(CN) — A worm may be hitching a ride on your next plate of sushi – and it’s not some trendy new food craze.
Researchers at the University of Washington delivered the icky news Thursday that “sushi parasites” have been on the rise for the last 37 years and no one noticed.
Take a deep breath. Nobody wants to eat a worm in their next plate of fresh sashimi but according to the study published in the journal Global Change Biology the anisakis or “herring worm” cannot reproduce in the human intestine.
At most, the study authors say, humans chalk up any infestation to a case of food poisoning.
Disease spread from animals, or zoonosis, is on everyone’s mind thanks to the leading theory behind the spread of the novel coronavirus COVID-19, which is believed to have originated from a “wet market” or live animal market in Wuhan, China.
But zoonotic disease accounts for 58% of infectious diseases across the globe, including rabies and malaria, according to the study authors who tracked the rise of the marine worm anisakis.
From 1978 to 2015, the anisakis worm saw a 283-fold increase in abundance throughout marine wildlife.
Found in undercooked or raw fish and measuring about the size of a U.S. nickel, the anisakis causes a disease that is magnitudes different than COVID-19.
Assistant professor Chelsea Wood at the UW School of Aquatic and Fishery Sciences and a corresponding author of the study says neither the anisakis nor the disease it causes – anisakiasis or anisakidosis – can be transmitted from human to human.
The symptoms of the disease are similar to those of other types of food poisoning: Burning or painful tingling in arms or legs, headache, nausea, vomiting, diarrhea, hallucinations, and temperature reversal: cold objects feel hot and hot objects feel cold.
In the developing world most people don’t not think of wildlife when they think of disease, Wood told Courthouse News.

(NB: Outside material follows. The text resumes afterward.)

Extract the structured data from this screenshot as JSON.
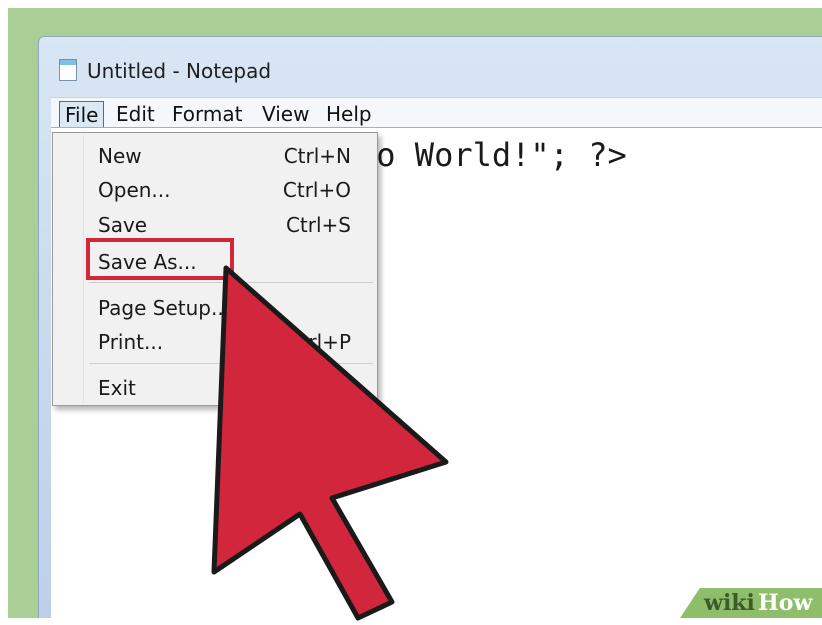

“Disease links us to nature,” said Wood. The question on why there has been such an uptick in infectious diseases across the globe has been a persistent question for researchers in her field.
The transmission to humans from the food chain starts when shrimp or small crustaceans eat a freshly hatched anisakis worm. The truism follows that there is always a bigger fish to eat the smaller fish. Eventually the parasite makes its way to a seafood market or before a sushi chef.
Wood said processors and sushi chefs are adept at removing any parasites. The study looked at fish freshly caught from the ocean.
The study illustrates the health risk to both human and marine mammals over the last four decades, said Wood. Humans will be inconvenienced by their bout of “food poisoning,” but the effects to marine mammals remains unknown.
Researchers compared the rise of the anisakis parasite to another parasitic nematode, the pseudoterranova or “cod worm.” While the anisakis saw a dramatic jump in its population over a 37-year time period, the pseudoterranova saw no change.
“On average, we estimated that Anisakis spp. abundance increased from less than 1 anisakid per one hundred hosts in 1978 to more than 1 anisakid in every host examined in 2015,” the study authors wrote. “This pattern was not driven by any single host species.”
The black scabbardfish was most represented among infected marine life but did not drive the pattern observed across all hosts and no one specific region saw a larger pattern.
There is no clear explanation for the increase, but rising temperatures in ocean waters, agricultural runoff and additional safeguards under the Marine Mammal Protection of 1972 are the leading theories.
Seals, sea lions, whales and dolphin populations benefitted from the protection, which likely meant more hosts roaming the ocean according to Wood.
An increase in parasitic worms could signal the ecosystem is doing well, but more vulnerable marine mammal populations are at risk. When discussing conservation efforts for marine life, Wood said few consider the spread of parasitic worms which may provide a powerful explanation for the failure of some populations to recover.
Research was also conducted by Bates College in Maine, Washington Sea Grant and UW graduate student Evan Fiorenza.